Ugh. This one.
Yup, that’s Captain Kirk giving a horsey ride.
This was the perfect episode for today’s experiment, because I found myself just as bored as I normally get watching Fellowship. Wonder why? It’s about Kirk, Spock, and McCoy being held hostage by an alien emperor with mind control powers, and the majority of the story centers on them doing silly shit against their will.
“Keep hitting yourself! Keep hitting yourself!”
Transitioning from Zombie Spock tapdancing to Zombie Spock singing is exactly like the repetitive string of battles in the second half of Fellowship. It doesn’t raise the stakes; they’re just different flavors of the same thing. It makes me want to shout at the screen: “Yeah, we get it! Mind control/monsters! Do something else!”
And guess what? Trek totally does something else. Kirk and friends figure out that the emperor gets his brain powers from a particular substance and they inject themselves with a double dose of that shit.
Meanwhile, when Fellowship takes a break from the repetition, it’s… whatever this crap is.
Look, I’m not gonna pretend like the solution to several Star Trek conundrums isn’t technobabble and horseshit, but at the very least, it’s more interesting because you get to watch the characters outsmart the problem. In Fellowship, any sneaky advantage like the mithril-coat or that bottle of star water is just some plot coupon given to the protagonist by someone else. Hobbits get handed shit. Starfleet builds shit.

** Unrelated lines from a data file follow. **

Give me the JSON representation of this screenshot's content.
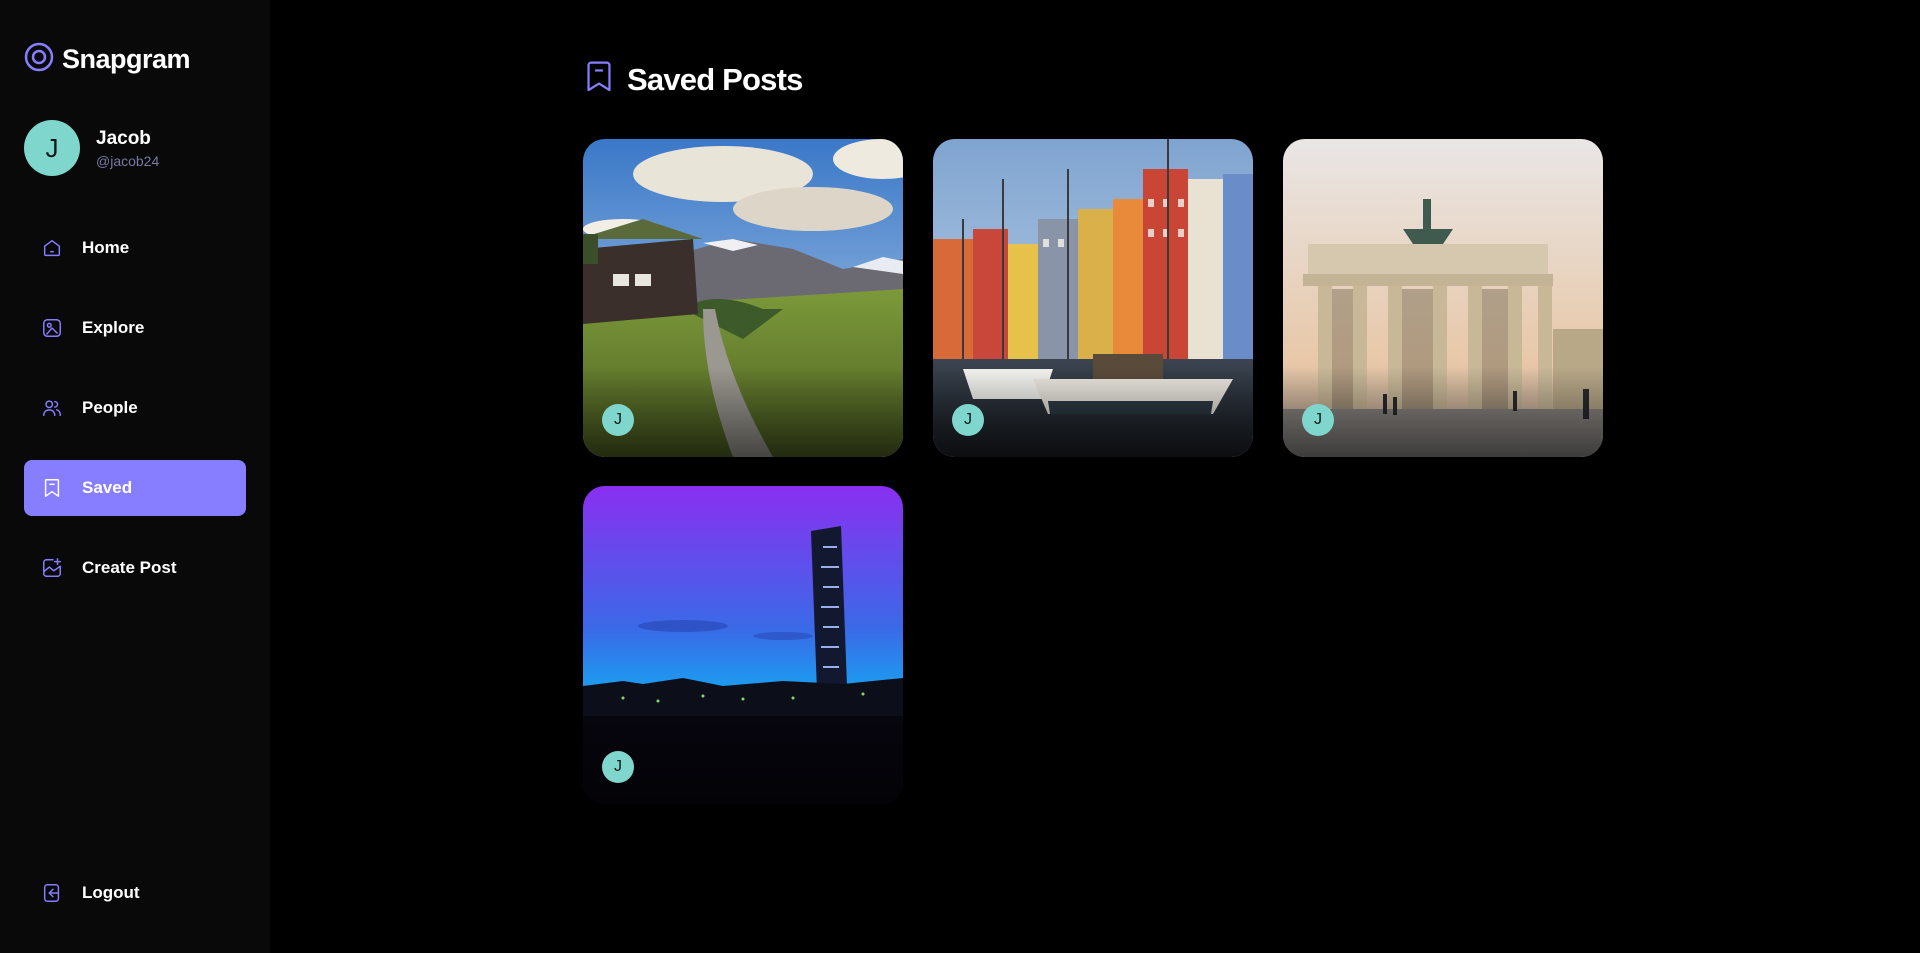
{
  "app": {
    "name": "Snapgram",
    "accent": "#877eff",
    "avatar_color": "#7fd6cc"
  },
  "user": {
    "name": "Jacob",
    "handle": "@jacob24",
    "initial": "J"
  },
  "nav": {
    "items": [
      {
        "label": "Home",
        "icon": "home-icon",
        "active": false
      },
      {
        "label": "Explore",
        "icon": "explore-icon",
        "active": false
      },
      {
        "label": "People",
        "icon": "people-icon",
        "active": false
      },
      {
        "label": "Saved",
        "icon": "bookmark-icon",
        "active": true
      },
      {
        "label": "Create Post",
        "icon": "create-post-icon",
        "active": false
      }
    ],
    "logout_label": "Logout"
  },
  "page": {
    "title": "Saved Posts",
    "title_icon": "bookmark-icon"
  },
  "posts": [
    {
      "scene": "mountain-cabin-path",
      "author_initial": "J"
    },
    {
      "scene": "harbor-boats-colorful-houses",
      "author_initial": "J"
    },
    {
      "scene": "brandenburg-gate",
      "author_initial": "J"
    },
    {
      "scene": "twisting-tower-dusk",
      "author_initial": "J"
    }
  ]
}
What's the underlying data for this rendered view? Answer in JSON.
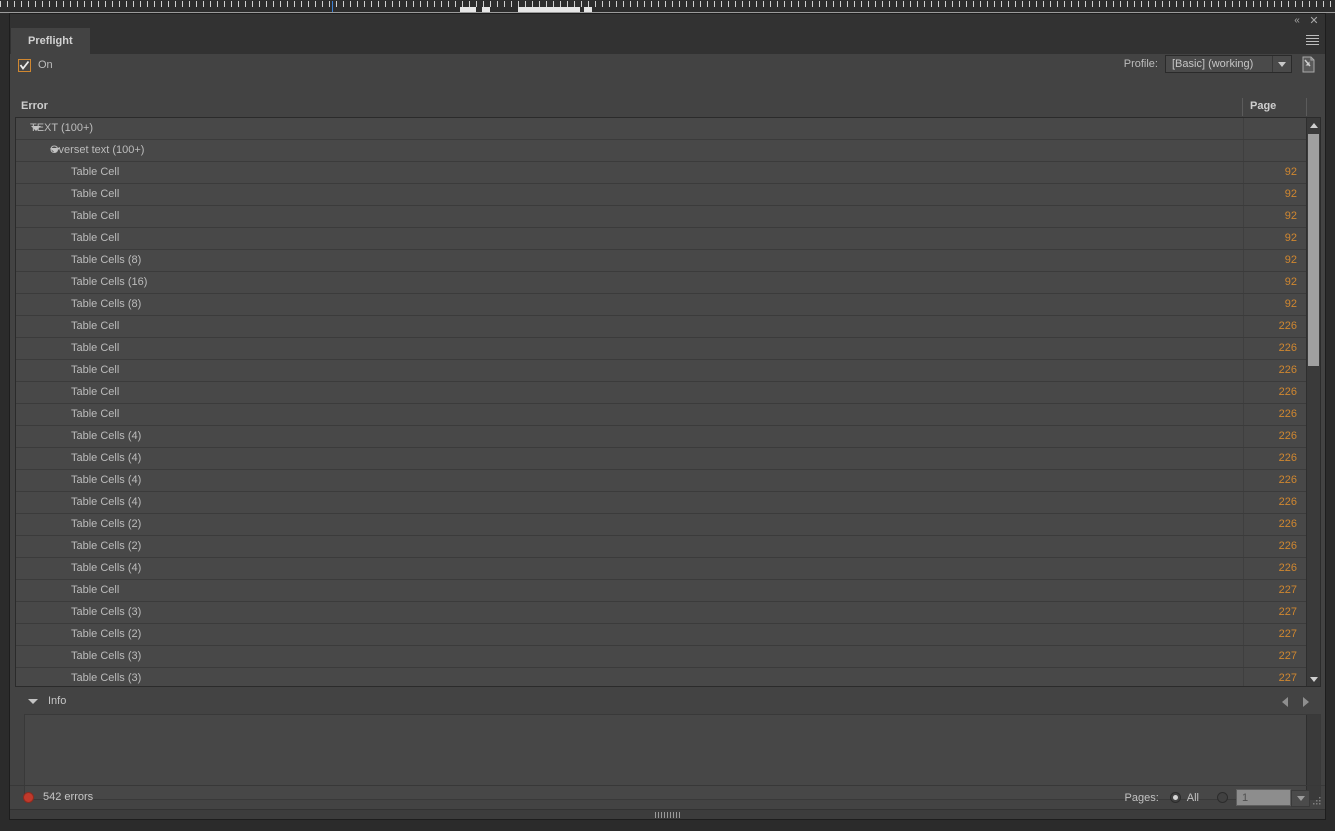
{
  "window": {
    "collapse_icon": "collapse-left-icon",
    "close_icon": "close-icon",
    "collapse_glyph": "«",
    "close_glyph": "✕"
  },
  "tab": {
    "label": "Preflight",
    "menu_icon": "panel-menu-icon"
  },
  "controls": {
    "on_label": "On",
    "on_checked": true,
    "profile_label": "Profile:",
    "profile_value": "[Basic] (working)",
    "profile_embed_icon": "embed-profile-icon"
  },
  "columns": {
    "error": "Error",
    "page": "Page"
  },
  "list": {
    "rows": [
      {
        "type": "group",
        "label": "TEXT (100+)",
        "page": "",
        "expanded": true
      },
      {
        "type": "subgroup",
        "label": "Overset text (100+)",
        "page": "",
        "expanded": true
      },
      {
        "type": "item",
        "label": "Table Cell",
        "page": "92"
      },
      {
        "type": "item",
        "label": "Table Cell",
        "page": "92"
      },
      {
        "type": "item",
        "label": "Table Cell",
        "page": "92"
      },
      {
        "type": "item",
        "label": "Table Cell",
        "page": "92"
      },
      {
        "type": "item",
        "label": "Table Cells (8)",
        "page": "92"
      },
      {
        "type": "item",
        "label": "Table Cells (16)",
        "page": "92"
      },
      {
        "type": "item",
        "label": "Table Cells (8)",
        "page": "92"
      },
      {
        "type": "item",
        "label": "Table Cell",
        "page": "226"
      },
      {
        "type": "item",
        "label": "Table Cell",
        "page": "226"
      },
      {
        "type": "item",
        "label": "Table Cell",
        "page": "226"
      },
      {
        "type": "item",
        "label": "Table Cell",
        "page": "226"
      },
      {
        "type": "item",
        "label": "Table Cell",
        "page": "226"
      },
      {
        "type": "item",
        "label": "Table Cells (4)",
        "page": "226"
      },
      {
        "type": "item",
        "label": "Table Cells (4)",
        "page": "226"
      },
      {
        "type": "item",
        "label": "Table Cells (4)",
        "page": "226"
      },
      {
        "type": "item",
        "label": "Table Cells (4)",
        "page": "226"
      },
      {
        "type": "item",
        "label": "Table Cells (2)",
        "page": "226"
      },
      {
        "type": "item",
        "label": "Table Cells (2)",
        "page": "226"
      },
      {
        "type": "item",
        "label": "Table Cells (4)",
        "page": "226"
      },
      {
        "type": "item",
        "label": "Table Cell",
        "page": "227"
      },
      {
        "type": "item",
        "label": "Table Cells (3)",
        "page": "227"
      },
      {
        "type": "item",
        "label": "Table Cells (2)",
        "page": "227"
      },
      {
        "type": "item",
        "label": "Table Cells (3)",
        "page": "227"
      },
      {
        "type": "item",
        "label": "Table Cells (3)",
        "page": "227"
      }
    ]
  },
  "info": {
    "label": "Info",
    "expanded": true,
    "prev_icon": "arrow-left-icon",
    "next_icon": "arrow-right-icon",
    "content": ""
  },
  "status": {
    "error_count": "542 errors",
    "error_dot_color": "#c0392b",
    "pages_label": "Pages:",
    "pages_all_label": "All",
    "pages_all_selected": true,
    "pages_range_selected": false,
    "pages_range_value": "1"
  },
  "colors": {
    "accent_orange": "#d08730",
    "panel_bg": "#434343",
    "list_bg": "#484848",
    "text": "#bcbcbc"
  }
}
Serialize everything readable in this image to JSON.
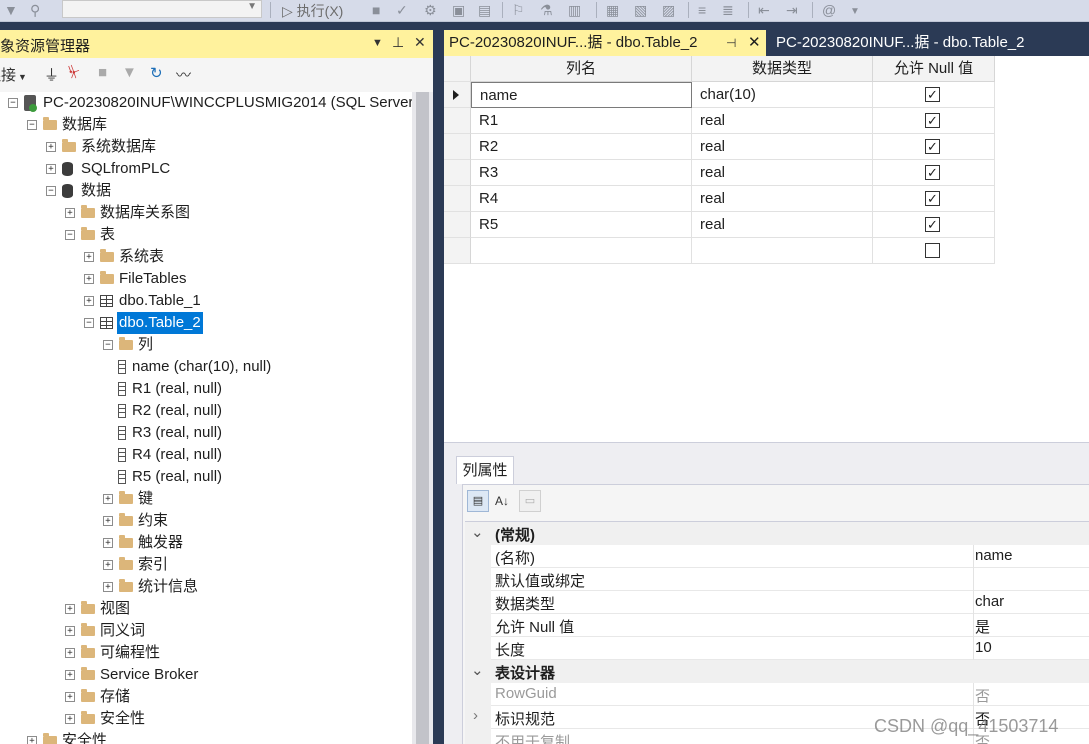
{
  "toolbar": {
    "execute_label": "执行(X)"
  },
  "object_explorer": {
    "title": "象资源管理器",
    "pin_label": "▾ ꟷ ✕",
    "connect_label": "连接",
    "tree": [
      {
        "label": "PC-20230820INUF\\WINCCPLUSMIG2014 (SQL Server",
        "icon": "server-icon",
        "level": 0,
        "expander": "-"
      },
      {
        "label": "数据库",
        "icon": "folder-icon",
        "level": 1,
        "expander": "-"
      },
      {
        "label": "系统数据库",
        "icon": "folder-icon",
        "level": 2,
        "expander": "+"
      },
      {
        "label": "SQLfromPLC",
        "icon": "database-icon",
        "level": 2,
        "expander": "+"
      },
      {
        "label": "数据",
        "icon": "database-icon",
        "level": 2,
        "expander": "-"
      },
      {
        "label": "数据库关系图",
        "icon": "folder-icon",
        "level": 3,
        "expander": "+"
      },
      {
        "label": "表",
        "icon": "folder-icon",
        "level": 3,
        "expander": "-"
      },
      {
        "label": "系统表",
        "icon": "folder-icon",
        "level": 4,
        "expander": "+"
      },
      {
        "label": "FileTables",
        "icon": "folder-icon",
        "level": 4,
        "expander": "+"
      },
      {
        "label": "dbo.Table_1",
        "icon": "table-icon",
        "level": 4,
        "expander": "+"
      },
      {
        "label": "dbo.Table_2",
        "icon": "table-icon",
        "level": 4,
        "expander": "-",
        "selected": true
      },
      {
        "label": "列",
        "icon": "folder-icon",
        "level": 5,
        "expander": "-"
      },
      {
        "label": "name (char(10), null)",
        "icon": "column-icon",
        "level": 6,
        "expander": ""
      },
      {
        "label": "R1 (real, null)",
        "icon": "column-icon",
        "level": 6,
        "expander": ""
      },
      {
        "label": "R2 (real, null)",
        "icon": "column-icon",
        "level": 6,
        "expander": ""
      },
      {
        "label": "R3 (real, null)",
        "icon": "column-icon",
        "level": 6,
        "expander": ""
      },
      {
        "label": "R4 (real, null)",
        "icon": "column-icon",
        "level": 6,
        "expander": ""
      },
      {
        "label": "R5 (real, null)",
        "icon": "column-icon",
        "level": 6,
        "expander": ""
      },
      {
        "label": "键",
        "icon": "folder-icon",
        "level": 5,
        "expander": "+"
      },
      {
        "label": "约束",
        "icon": "folder-icon",
        "level": 5,
        "expander": "+"
      },
      {
        "label": "触发器",
        "icon": "folder-icon",
        "level": 5,
        "expander": "+"
      },
      {
        "label": "索引",
        "icon": "folder-icon",
        "level": 5,
        "expander": "+"
      },
      {
        "label": "统计信息",
        "icon": "folder-icon",
        "level": 5,
        "expander": "+"
      },
      {
        "label": "视图",
        "icon": "folder-icon",
        "level": 3,
        "expander": "+"
      },
      {
        "label": "同义词",
        "icon": "folder-icon",
        "level": 3,
        "expander": "+"
      },
      {
        "label": "可编程性",
        "icon": "folder-icon",
        "level": 3,
        "expander": "+"
      },
      {
        "label": "Service Broker",
        "icon": "folder-icon",
        "level": 3,
        "expander": "+"
      },
      {
        "label": "存储",
        "icon": "folder-icon",
        "level": 3,
        "expander": "+"
      },
      {
        "label": "安全性",
        "icon": "folder-icon",
        "level": 3,
        "expander": "+"
      },
      {
        "label": "安全性",
        "icon": "folder-icon",
        "level": 1,
        "expander": "+"
      }
    ]
  },
  "tabs": {
    "active": "PC-20230820INUF...据 - dbo.Table_2",
    "inactive": "PC-20230820INUF...据 - dbo.Table_2"
  },
  "designer": {
    "headers": [
      "列名",
      "数据类型",
      "允许 Null 值"
    ],
    "rows": [
      {
        "name": "name",
        "type": "char(10)",
        "nullable": true
      },
      {
        "name": "R1",
        "type": "real",
        "nullable": true
      },
      {
        "name": "R2",
        "type": "real",
        "nullable": true
      },
      {
        "name": "R3",
        "type": "real",
        "nullable": true
      },
      {
        "name": "R4",
        "type": "real",
        "nullable": true
      },
      {
        "name": "R5",
        "type": "real",
        "nullable": true
      },
      {
        "name": "",
        "type": "",
        "nullable": false
      }
    ]
  },
  "properties": {
    "tab_label": "列属性",
    "categories": [
      {
        "name": "(常规)",
        "rows": [
          {
            "name": "(名称)",
            "value": "name"
          },
          {
            "name": "默认值或绑定",
            "value": ""
          },
          {
            "name": "数据类型",
            "value": "char"
          },
          {
            "name": "允许 Null 值",
            "value": "是"
          },
          {
            "name": "长度",
            "value": "10"
          }
        ]
      },
      {
        "name": "表设计器",
        "rows": [
          {
            "name": "RowGuid",
            "value": "否",
            "dim": true
          },
          {
            "name": "标识规范",
            "value": "否",
            "expandable": true
          },
          {
            "name": "不用于复制",
            "value": "否",
            "dim": true
          }
        ]
      }
    ]
  },
  "watermark": "CSDN @qq_41503714"
}
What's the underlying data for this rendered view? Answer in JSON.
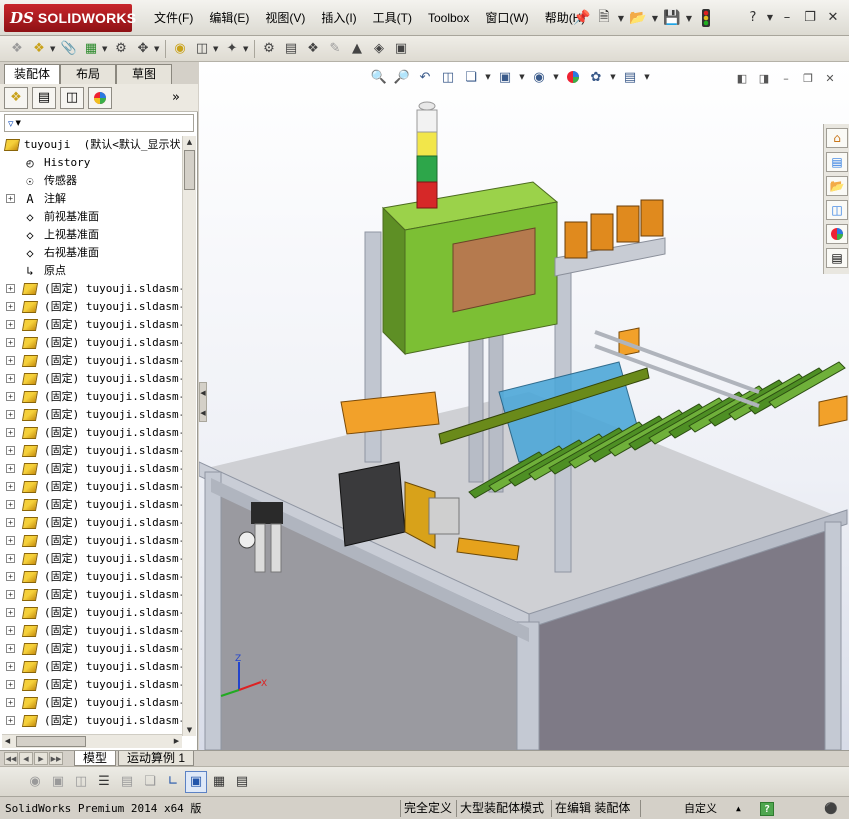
{
  "app": {
    "logo_prefix": "DS",
    "logo_name": "SOLIDWORKS"
  },
  "menu": {
    "items": [
      "文件(F)",
      "编辑(E)",
      "视图(V)",
      "插入(I)",
      "工具(T)",
      "Toolbox",
      "窗口(W)",
      "帮助(H)"
    ]
  },
  "feature_manager": {
    "tabs": [
      "装配体",
      "布局",
      "草图"
    ],
    "active_tab": "装配体",
    "root": {
      "name": "tuyouji",
      "config": "(默认<默认_显示状"
    },
    "fixed_items": [
      {
        "label": "History",
        "icon": "history-icon"
      },
      {
        "label": "传感器",
        "icon": "sensor-icon"
      },
      {
        "label": "注解",
        "icon": "annotation-icon",
        "expandable": true
      },
      {
        "label": "前视基准面",
        "icon": "plane-icon"
      },
      {
        "label": "上视基准面",
        "icon": "plane-icon"
      },
      {
        "label": "右视基准面",
        "icon": "plane-icon"
      },
      {
        "label": "原点",
        "icon": "origin-icon"
      }
    ],
    "component_label": "(固定) tuyouji.sldasm-P",
    "component_count": 25
  },
  "bottom_tabs": {
    "model": "模型",
    "motion": "运动算例 1"
  },
  "status_bar": {
    "product": "SolidWorks Premium 2014 x64 版",
    "definition": "完全定义",
    "mode": "大型装配体模式",
    "editing": "在编辑 装配体",
    "units": "自定义",
    "help_icon": "?"
  },
  "colors": {
    "logo_red": "#b81c22",
    "accent_blue": "#2255aa"
  }
}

THE FINAL WORD:
I could list many more elements from these three Trek episodes that I think would have made The Fellowship of the Ring, particularly the second half, a far more interesting film about a diverse group of characters with a single goal, but I want to end on a general observation about science fiction vs. fantasy.
Fantasy is about where we’ve been. Science fiction is about where we’re going.
I’ll keep the Joseph Campbell to a minimum here, but fantasy has always struck me as an analysis of society’s old ways of thinking: kill this, screw that, and here comes a mystical creature that exists solely to represent some part of the human psyche. Science fiction absolutely has some of these same elements, but of the two genres, it seems to be the one that asks us to maybe not try the killing option, and while we’re at it, here come five more ethical quandaries that we’re barely prepared to start discussing as a species, but we’d better hurry up. Fantasy may age better due to its primal nature, but at least science fiction is bothering to bring up these questions in the first place.
The three Star Trek episodes I watched today were created to excite and entertain, but they also tackled issues of mercy, responsibility, freedom, accountability, conflict resolution, problem-solving, and our place in the universe. The Lord of the Rings is about a poisonous, addictive, magical form of pure evil that can only be stopped through destruction, and that’s a very old way of thinking indeed.
ONE THING THAT WOULD HAVE IMPROVED THE MOVIE:
Not J.J. Abrams, that’s for damn sure.
Lens flare jokes: hacky, dated, easy to Photoshop. Good night!